Beacon Hill Beauty

"Embracing Winter "of 2015 12X16 oil 

Boston had record snowfall this winter and neighborhoods were coated every few days with a  fresh white blanket. The snow piled up, cars were buried and paths became narrower and narrower as navigating the streets became more and more difficult. While frustrating for many, for me the freshly fallen snow presented an opportunity to see the beauty of the city in a different light. This scene of Beacon Hill is from the first storm, Juno, in January. It continued snowing for another 6 weeks giving me plenty of time to work on my painting. The late night view afforded the scene an ephemeral  untouched, untrodden freshness. The old fashioned lamp posts illuminated the scene in a unifying manner and created wonderful patterns as light and shadow alternated on the banks and buildings. The color harmony was strong and allowed me to focus on creating a mysterious glow bringing the viewer deep into the nocturnal space. I used rags instead of brushes in the first phase of painting. When I switched to brushes later, I kept edges soft and minimized details to give the viewer enough information to fill in the scene on their own.

Wednesday, January 14, 2015

A perfect combo-Flowers and the finch.

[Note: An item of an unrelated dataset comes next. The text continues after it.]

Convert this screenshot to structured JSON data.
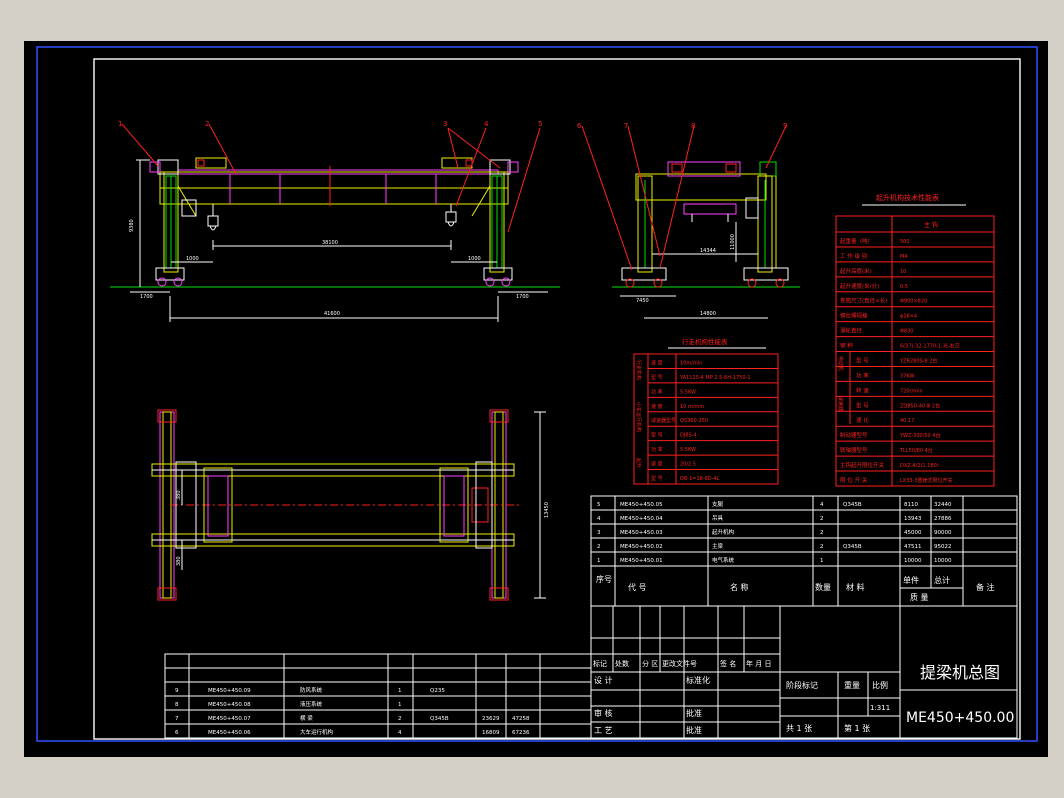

Two of my favorites-the goldfinch and echinacea. My Mom had bird feeders all over the yard.  When I bought my house, I bought bird feeders galore and the two of us enjoyed many hours watching the feeders, looking up the birds in bird books, and keeping track of how many we saw each year. Although my Mom has been gone for more than twenty years now, I think of her when I watch the birds at the feeders. My mother-in-law was an avid gardener and introduced me to many new varieties of flowers to grow. I have been blessed with so many beautiful creations to enrich my life and enjoy and I love to share them through my art. Georgia O'Keeffe said she painted flowers really big because she felt people didn't stop to look closely enough and really enjoy them. Maybe there is a bit of her in me.
I tried to portray the subject matter fairly realistically and contrast it with a  dreamscape-like background. Since finches are tiny colorful birds, I painted this on an 8x8 canvas punching up the color a bit.